## Task statement
Scan the records for lines holding "jeszcze". Say how many there are and give nothing else.

## Records provided
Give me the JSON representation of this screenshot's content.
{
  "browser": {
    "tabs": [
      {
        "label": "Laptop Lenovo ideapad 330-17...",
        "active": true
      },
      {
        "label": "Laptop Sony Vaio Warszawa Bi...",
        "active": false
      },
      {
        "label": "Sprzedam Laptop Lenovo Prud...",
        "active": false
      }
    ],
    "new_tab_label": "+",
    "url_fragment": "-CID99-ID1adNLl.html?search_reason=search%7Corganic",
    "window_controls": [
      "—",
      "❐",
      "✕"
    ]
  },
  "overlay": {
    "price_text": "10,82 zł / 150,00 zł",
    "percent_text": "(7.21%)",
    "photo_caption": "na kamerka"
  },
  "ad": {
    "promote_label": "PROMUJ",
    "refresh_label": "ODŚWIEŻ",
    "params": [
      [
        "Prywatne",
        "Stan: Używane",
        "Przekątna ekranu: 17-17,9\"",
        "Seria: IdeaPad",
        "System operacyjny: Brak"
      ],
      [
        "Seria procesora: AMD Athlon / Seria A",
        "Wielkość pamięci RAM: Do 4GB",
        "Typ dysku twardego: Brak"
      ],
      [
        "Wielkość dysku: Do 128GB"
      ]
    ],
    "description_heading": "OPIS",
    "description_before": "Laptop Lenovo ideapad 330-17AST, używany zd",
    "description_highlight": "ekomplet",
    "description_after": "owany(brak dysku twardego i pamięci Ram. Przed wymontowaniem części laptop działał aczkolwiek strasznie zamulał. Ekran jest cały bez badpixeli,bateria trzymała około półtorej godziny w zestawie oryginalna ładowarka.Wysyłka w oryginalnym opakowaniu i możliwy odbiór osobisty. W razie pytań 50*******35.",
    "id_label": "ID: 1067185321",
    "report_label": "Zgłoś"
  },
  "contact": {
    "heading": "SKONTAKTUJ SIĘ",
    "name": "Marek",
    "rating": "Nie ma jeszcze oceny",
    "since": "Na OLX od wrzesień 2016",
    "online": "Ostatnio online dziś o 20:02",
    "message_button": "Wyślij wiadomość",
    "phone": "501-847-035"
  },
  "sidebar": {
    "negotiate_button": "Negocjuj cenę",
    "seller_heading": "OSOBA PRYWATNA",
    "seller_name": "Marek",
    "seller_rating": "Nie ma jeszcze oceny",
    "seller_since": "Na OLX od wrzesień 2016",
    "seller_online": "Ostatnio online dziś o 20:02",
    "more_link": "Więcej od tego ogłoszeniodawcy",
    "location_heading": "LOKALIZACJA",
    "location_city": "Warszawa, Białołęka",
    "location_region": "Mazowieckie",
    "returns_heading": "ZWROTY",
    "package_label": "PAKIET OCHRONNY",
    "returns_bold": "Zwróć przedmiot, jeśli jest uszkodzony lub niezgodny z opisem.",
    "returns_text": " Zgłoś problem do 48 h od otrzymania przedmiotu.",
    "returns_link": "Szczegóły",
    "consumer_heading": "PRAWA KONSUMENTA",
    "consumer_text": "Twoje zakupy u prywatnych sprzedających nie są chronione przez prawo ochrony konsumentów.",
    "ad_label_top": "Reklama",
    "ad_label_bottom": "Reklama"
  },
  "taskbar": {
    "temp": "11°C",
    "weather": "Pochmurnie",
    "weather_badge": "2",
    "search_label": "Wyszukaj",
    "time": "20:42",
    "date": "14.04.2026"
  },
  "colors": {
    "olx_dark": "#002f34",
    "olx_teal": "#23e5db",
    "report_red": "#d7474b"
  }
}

## Exercise solution
2